Exercise requirements: Your task is to find every line of the data that holds the string "cuenta" and copy it.

[Source data]
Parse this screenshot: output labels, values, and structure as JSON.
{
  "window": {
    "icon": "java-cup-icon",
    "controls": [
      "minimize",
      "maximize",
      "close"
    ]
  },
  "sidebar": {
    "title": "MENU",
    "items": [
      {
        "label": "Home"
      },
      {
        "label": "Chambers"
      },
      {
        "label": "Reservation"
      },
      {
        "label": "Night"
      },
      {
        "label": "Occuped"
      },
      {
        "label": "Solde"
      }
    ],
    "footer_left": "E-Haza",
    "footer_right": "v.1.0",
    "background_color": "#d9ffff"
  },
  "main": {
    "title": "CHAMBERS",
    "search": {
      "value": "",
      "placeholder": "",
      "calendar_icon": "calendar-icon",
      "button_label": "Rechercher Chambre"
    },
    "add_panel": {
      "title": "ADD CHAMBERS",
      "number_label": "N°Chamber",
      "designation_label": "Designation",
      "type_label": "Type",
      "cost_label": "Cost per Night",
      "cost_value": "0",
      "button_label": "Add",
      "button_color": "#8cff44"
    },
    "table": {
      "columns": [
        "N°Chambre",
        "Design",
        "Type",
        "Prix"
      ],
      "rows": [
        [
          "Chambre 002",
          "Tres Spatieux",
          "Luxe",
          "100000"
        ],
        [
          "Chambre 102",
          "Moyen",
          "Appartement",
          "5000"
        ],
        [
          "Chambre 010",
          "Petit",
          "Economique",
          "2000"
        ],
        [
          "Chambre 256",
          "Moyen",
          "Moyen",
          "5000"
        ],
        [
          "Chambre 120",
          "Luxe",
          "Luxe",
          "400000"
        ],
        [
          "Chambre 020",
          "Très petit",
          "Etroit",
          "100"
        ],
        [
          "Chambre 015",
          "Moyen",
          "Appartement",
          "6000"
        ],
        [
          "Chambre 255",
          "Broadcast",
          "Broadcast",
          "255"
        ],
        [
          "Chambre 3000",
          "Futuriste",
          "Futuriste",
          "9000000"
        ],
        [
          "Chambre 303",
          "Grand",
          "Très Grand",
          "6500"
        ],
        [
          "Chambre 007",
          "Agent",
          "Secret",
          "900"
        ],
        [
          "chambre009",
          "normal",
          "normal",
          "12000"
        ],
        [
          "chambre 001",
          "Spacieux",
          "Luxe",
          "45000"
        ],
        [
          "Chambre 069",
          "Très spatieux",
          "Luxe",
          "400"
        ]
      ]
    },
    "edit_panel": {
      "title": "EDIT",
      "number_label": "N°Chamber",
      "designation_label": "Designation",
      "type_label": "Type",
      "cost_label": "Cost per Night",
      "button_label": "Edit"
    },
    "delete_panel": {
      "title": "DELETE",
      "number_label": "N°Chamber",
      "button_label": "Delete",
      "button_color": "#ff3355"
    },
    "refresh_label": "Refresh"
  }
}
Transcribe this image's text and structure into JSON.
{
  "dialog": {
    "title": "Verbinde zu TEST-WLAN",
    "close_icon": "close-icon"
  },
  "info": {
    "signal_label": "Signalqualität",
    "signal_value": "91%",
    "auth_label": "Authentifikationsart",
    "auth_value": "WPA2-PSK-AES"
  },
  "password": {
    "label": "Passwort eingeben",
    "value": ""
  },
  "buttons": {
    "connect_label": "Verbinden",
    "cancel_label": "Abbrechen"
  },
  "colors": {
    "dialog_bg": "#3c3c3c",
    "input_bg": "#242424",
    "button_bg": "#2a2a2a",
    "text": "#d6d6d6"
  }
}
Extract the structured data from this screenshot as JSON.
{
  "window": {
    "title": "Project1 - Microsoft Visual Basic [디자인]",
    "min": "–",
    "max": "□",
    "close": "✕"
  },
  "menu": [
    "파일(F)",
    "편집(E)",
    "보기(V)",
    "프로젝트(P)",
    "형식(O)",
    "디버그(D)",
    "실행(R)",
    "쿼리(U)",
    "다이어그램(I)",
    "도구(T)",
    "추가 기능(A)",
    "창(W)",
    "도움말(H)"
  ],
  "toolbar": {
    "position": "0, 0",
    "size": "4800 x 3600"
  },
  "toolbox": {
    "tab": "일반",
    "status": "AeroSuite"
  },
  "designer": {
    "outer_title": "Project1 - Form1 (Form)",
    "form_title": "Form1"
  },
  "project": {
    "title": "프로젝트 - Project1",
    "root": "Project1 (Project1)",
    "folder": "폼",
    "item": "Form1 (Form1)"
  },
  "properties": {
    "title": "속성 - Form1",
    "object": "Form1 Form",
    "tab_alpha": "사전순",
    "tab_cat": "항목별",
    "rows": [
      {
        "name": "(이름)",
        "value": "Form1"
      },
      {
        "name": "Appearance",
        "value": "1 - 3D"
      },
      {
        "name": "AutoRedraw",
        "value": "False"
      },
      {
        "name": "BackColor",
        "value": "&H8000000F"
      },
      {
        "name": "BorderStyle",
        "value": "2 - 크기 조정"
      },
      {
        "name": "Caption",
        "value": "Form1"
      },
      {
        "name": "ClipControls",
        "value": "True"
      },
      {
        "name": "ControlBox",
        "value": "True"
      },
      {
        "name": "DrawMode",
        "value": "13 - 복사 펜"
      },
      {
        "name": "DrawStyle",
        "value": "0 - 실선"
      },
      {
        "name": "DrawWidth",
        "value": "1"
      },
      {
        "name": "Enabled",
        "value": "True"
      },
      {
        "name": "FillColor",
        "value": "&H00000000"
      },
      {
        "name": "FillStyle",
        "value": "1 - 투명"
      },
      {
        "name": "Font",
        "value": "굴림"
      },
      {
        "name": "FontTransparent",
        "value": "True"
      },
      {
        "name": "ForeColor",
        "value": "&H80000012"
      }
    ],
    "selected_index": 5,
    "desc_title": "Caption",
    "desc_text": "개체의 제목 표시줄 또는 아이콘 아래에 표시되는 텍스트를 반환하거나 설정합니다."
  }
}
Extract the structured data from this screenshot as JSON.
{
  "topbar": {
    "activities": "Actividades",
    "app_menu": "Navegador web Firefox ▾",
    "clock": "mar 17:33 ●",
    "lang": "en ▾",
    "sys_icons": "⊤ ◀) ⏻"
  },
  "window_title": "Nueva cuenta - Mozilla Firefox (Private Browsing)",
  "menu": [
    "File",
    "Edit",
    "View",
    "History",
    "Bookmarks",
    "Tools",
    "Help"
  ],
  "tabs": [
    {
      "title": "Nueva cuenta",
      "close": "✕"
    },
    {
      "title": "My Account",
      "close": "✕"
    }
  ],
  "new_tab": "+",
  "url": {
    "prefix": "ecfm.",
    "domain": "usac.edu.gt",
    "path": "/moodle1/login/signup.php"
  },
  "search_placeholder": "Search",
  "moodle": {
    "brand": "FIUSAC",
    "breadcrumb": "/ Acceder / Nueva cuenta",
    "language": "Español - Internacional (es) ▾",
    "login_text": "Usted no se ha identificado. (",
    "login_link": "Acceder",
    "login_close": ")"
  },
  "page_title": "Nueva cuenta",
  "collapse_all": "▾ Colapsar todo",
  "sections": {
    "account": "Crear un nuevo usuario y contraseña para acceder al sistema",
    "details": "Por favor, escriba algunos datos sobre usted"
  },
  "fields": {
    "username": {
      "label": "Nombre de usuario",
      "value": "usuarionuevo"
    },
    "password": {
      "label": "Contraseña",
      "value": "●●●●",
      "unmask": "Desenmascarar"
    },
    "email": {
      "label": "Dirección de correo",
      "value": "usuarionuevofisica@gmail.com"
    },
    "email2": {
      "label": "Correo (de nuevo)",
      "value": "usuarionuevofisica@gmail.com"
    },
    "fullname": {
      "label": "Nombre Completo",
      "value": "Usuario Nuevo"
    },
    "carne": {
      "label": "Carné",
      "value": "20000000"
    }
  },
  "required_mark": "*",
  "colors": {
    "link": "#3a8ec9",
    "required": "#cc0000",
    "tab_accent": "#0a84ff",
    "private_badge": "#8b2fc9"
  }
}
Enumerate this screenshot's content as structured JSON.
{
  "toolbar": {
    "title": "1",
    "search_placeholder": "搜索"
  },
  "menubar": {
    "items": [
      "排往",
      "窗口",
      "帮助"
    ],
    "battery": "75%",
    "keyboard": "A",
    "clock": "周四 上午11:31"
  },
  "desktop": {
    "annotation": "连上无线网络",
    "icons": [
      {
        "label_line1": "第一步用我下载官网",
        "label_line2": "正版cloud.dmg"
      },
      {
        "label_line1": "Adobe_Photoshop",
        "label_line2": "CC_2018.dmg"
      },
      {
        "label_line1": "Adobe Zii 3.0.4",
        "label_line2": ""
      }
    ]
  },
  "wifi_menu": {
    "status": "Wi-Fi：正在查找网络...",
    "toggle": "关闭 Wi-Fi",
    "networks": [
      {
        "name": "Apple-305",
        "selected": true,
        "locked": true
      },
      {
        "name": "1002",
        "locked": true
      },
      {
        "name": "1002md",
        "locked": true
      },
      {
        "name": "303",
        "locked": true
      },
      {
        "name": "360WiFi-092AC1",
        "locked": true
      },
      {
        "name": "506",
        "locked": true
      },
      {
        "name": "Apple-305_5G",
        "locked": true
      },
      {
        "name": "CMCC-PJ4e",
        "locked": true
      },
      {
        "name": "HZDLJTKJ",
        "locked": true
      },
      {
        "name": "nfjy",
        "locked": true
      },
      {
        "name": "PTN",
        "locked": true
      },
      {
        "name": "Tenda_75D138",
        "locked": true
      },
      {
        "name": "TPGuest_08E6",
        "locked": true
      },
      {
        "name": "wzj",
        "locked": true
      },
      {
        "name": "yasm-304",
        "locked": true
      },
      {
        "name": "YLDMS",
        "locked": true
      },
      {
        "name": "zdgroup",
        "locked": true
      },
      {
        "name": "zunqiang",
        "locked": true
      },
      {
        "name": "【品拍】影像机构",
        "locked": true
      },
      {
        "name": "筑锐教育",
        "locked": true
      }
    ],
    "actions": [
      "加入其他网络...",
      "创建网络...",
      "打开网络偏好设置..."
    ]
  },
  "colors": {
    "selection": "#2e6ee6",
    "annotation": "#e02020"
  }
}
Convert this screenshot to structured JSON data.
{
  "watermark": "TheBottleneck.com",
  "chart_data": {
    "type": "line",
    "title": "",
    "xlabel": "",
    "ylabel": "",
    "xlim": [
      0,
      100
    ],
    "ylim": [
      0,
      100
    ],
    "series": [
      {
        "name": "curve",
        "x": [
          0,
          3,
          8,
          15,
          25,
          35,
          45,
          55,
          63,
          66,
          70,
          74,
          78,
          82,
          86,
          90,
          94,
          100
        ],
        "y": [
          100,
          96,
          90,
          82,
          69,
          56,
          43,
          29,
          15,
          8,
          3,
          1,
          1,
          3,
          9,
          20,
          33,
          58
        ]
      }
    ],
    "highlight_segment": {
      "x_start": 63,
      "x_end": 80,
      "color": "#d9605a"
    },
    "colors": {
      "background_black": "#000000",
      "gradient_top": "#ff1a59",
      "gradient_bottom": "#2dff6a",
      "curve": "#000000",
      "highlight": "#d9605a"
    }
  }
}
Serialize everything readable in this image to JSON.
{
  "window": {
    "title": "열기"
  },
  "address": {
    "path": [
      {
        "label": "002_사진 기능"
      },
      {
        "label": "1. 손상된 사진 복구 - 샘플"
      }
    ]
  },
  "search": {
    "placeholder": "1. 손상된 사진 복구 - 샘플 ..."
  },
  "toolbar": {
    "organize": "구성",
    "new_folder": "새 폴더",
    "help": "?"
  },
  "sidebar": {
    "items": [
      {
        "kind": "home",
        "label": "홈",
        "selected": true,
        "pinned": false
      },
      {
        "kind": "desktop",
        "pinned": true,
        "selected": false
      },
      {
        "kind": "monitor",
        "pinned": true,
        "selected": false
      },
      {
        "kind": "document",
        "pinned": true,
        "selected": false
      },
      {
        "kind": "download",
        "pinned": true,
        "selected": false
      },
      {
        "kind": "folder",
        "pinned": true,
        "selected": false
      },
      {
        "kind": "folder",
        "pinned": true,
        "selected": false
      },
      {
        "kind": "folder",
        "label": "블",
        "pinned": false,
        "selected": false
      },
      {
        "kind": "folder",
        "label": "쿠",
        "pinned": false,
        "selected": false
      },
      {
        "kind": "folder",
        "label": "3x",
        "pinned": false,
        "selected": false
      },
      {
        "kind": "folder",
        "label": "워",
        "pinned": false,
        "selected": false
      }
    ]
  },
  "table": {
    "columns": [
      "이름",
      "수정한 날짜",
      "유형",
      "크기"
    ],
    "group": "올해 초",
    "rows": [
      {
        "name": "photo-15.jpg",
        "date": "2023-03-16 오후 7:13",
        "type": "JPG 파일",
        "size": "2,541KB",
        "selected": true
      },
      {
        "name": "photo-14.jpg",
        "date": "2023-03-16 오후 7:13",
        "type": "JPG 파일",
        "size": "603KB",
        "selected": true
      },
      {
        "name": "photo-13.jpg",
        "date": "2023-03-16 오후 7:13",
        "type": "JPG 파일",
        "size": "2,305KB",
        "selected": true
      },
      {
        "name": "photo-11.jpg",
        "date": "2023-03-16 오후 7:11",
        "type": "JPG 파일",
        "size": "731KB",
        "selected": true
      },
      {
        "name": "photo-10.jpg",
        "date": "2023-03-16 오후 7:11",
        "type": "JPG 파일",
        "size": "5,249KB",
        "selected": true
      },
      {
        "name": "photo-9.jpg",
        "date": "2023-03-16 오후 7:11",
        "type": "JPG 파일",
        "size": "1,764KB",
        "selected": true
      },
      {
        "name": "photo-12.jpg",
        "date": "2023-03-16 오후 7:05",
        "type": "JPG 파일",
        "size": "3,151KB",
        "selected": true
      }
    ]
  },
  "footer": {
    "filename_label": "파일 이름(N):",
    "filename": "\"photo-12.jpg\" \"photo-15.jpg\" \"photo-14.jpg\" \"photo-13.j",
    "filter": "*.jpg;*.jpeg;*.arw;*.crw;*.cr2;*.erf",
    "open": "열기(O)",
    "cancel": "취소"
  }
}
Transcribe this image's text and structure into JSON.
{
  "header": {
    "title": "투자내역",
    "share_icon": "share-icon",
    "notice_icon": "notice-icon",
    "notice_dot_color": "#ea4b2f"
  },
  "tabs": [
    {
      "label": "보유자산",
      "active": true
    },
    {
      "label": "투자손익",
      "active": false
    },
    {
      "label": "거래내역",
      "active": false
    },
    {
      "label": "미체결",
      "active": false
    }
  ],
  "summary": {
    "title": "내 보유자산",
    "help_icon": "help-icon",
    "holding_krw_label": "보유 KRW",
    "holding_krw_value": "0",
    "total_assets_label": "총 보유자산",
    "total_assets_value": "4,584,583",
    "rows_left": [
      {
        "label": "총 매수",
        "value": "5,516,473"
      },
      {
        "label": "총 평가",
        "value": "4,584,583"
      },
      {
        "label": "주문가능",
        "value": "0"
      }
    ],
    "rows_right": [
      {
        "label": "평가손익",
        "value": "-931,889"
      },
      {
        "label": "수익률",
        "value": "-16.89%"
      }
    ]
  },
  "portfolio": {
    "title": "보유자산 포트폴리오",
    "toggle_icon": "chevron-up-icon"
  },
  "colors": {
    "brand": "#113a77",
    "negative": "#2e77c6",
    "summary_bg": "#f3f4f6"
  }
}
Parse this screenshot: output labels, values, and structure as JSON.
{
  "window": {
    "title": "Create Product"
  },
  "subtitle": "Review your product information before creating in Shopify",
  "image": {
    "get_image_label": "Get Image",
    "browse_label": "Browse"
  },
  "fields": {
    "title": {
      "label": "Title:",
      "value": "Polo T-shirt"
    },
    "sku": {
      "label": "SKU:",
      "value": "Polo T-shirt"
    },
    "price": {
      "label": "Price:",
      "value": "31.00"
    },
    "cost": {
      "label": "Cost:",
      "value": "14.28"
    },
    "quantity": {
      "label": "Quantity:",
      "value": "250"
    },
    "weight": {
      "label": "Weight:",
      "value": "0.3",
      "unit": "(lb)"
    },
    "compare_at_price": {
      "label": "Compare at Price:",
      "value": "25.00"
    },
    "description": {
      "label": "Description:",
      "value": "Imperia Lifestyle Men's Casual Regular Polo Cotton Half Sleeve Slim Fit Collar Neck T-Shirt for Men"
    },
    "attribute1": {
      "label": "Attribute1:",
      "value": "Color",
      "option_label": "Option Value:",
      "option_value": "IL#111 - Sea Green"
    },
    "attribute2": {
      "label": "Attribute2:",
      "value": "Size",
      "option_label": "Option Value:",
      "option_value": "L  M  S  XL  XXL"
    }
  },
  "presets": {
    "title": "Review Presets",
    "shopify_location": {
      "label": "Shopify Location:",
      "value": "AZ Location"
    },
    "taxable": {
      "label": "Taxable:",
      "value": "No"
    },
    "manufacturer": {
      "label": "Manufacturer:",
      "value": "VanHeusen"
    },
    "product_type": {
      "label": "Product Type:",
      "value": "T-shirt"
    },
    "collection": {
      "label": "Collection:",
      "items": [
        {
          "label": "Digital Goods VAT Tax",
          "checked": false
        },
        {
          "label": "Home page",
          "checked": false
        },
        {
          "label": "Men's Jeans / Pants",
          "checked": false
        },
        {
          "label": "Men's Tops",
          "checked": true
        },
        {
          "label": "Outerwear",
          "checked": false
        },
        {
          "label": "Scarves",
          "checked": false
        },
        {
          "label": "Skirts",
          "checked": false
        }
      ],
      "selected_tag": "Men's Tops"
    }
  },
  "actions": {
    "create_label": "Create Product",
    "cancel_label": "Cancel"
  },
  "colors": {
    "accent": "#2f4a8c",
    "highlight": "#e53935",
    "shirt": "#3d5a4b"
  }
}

Solved exercise:
  "window_title": "Nueva cuenta - Mozilla Firefox (Private Browsing)",
      "title": "Nueva cuenta",
    "breadcrumb": "/ Acceder / Nueva cuenta",
  "page_title": "Nueva cuenta",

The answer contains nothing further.